That local context is becoming increasingly vibrant as university students across Africa graduate with Computer Science and Business Management degrees; as innovation hubs spring up across the continent meeting a growing, insatiable demand for places to meet, work and network with like-minded problem solvers and entrepreneurs; and as investors launch funds that show they’re starting to take young African tech startups seriously.
This activity hasn’t escaped big business. Google, IBM, Microsoft, Nokia, Hewlett Packard and Samsung have been opening offices across the continent, snapping up much of the talent in the process (ironically often at the expense – and despair – of locally-based NGOs). But while technology businesses take note and develop local capacity that enables them to develop more appropriate local solutions, the broader development ‘community’ seem trapped in an older mindset of technology transfer.
Technology transfer, of course, is big business – there’s no shortage of donor money out there for projects that seek to implement the latest and greatest proven Western innovations in a development context, and there are countless tens of thousands of jobs that keep the whole machine running. A lot has to change if the development community is to face up to all its new realities, yet it’s looking more likely that the destiny of the discipline lies in the hands of the very people it originally set out to help.
So, if the future of ICT4D is not university students, NGOs or business graduates devising solutions in labs and hubs thousands of miles away from their intended users, what is it?
Well, how about something a little more like this?
It seems rather obvious to put a local technology entrepreneur on a bus and have him chat to a rural farmer, but imagine what might be possible if this approach became the “new ICT4D”, not that the entrepreneur or the farmer would see it as that, or ‘development’ at all. You can see more of the fascinating TV series which linked local technologists to local problems on the TVE website. There’s a lot that’s right with this approach, particularly if you consider what would usually happen (hint: it involves planes).
I’m not usually one for making predictions but it is that time of year, after all, and it is my ten year anniversary in mobile. So here’s a biggie.
Development is changing, powered by accessible and affordable liberating technologies and an emerging army of determined, local talent. A local talent that is gradually acquiring the skills, resources and support it needs to take back ownership of many of its problems – problems it never took original ownership of because those very skills and resources were not available.
Well, now they are. The ICT4D community – education establishments, donors and technologists among them – need to collectively recognise that it needs to ajdust to this new reality, and work with technologists, entrepreneurs and grassroots non-profits across the developing world to accelerate what has become an inevitable shift. Or it can continue as it is, and become increasingly irrelevant. “Innovate or die” doesn’t just apply to the technologies plied by the ICT4D community. It applies to the ICT4D community itself.

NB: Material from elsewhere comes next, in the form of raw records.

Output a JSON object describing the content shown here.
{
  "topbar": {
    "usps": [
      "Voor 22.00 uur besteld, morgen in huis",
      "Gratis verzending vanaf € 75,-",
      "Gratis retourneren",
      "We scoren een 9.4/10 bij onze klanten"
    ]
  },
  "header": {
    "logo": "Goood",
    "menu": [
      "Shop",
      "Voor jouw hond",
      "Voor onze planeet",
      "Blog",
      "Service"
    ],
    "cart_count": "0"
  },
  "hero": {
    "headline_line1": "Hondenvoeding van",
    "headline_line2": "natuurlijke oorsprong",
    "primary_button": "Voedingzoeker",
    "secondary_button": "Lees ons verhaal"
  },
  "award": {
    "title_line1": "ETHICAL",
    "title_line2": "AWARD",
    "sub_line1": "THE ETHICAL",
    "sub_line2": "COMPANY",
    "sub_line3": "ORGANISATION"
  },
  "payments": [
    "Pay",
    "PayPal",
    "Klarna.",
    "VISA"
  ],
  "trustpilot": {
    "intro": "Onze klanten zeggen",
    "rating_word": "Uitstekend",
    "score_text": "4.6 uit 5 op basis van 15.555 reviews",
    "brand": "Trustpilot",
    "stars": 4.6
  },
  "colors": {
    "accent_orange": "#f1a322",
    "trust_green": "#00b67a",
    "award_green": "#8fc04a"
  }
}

[This post was edited down and republished in the Stanford Social Innovation Review in January 2013 here].